TASK DIRECTIONS — Return all of the following entries as written, but without the images.

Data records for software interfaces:
►

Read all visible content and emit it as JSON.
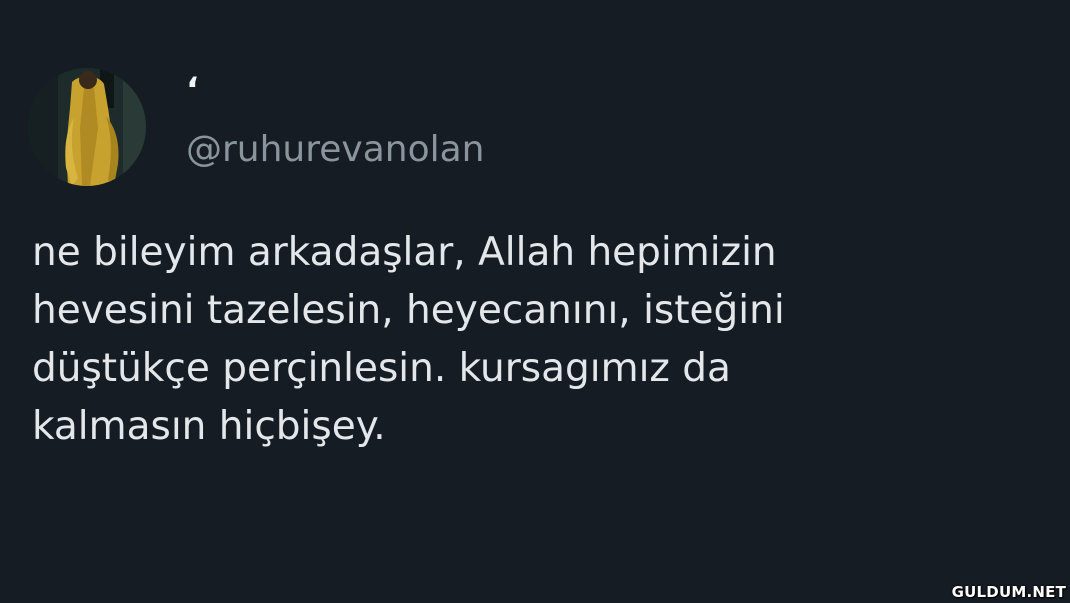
{
  "tweet": {
    "display_name": "‘",
    "handle": "@ruhurevanolan",
    "text": "ne bileyim arkadaşlar, Allah hepimizin\nhevesini tazelesin, heyecanını, isteğini\ndüştükçe perçinlesin. kursagımız da\nkalmasın hiçbişey."
  },
  "watermark": {
    "text": "GULDUM.NET"
  },
  "colors": {
    "background": "#151c24",
    "text": "#e4e7ea",
    "handle": "#8b949c",
    "avatar_coat": "#c8a22e"
  },
  "icons": {
    "avatar": "profile-photo"
  }
}
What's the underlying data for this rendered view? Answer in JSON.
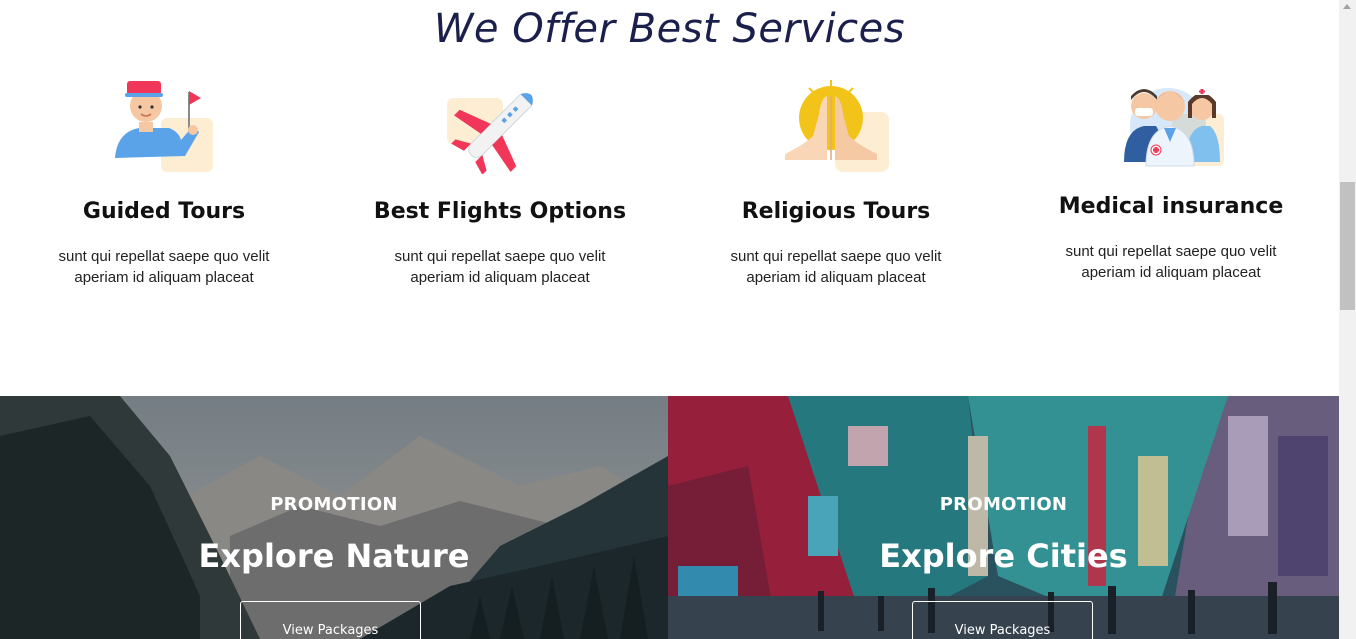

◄

RESULT FOR THIS EXERCISE —
Read all visible content and emit it as JSON.
{
  "tweet": {
    "display_name": "‘",
    "handle": "@ruhurevanolan",
    "text": "ne bileyim arkadaşlar, Allah hepimizin\nhevesini tazelesin, heyecanını, isteğini\ndüştükçe perçinlesin. kursagımız da\nkalmasın hiçbişey."
  },
  "watermark": {
    "text": "GULDUM.NET"
  },
  "colors": {
    "background": "#151c24",
    "text": "#e4e7ea",
    "handle": "#8b949c",
    "avatar_coat": "#c8a22e"
  },
  "icons": {
    "avatar": "profile-photo"
  }
}
What's the underlying data for this rendered view? Answer in JSON.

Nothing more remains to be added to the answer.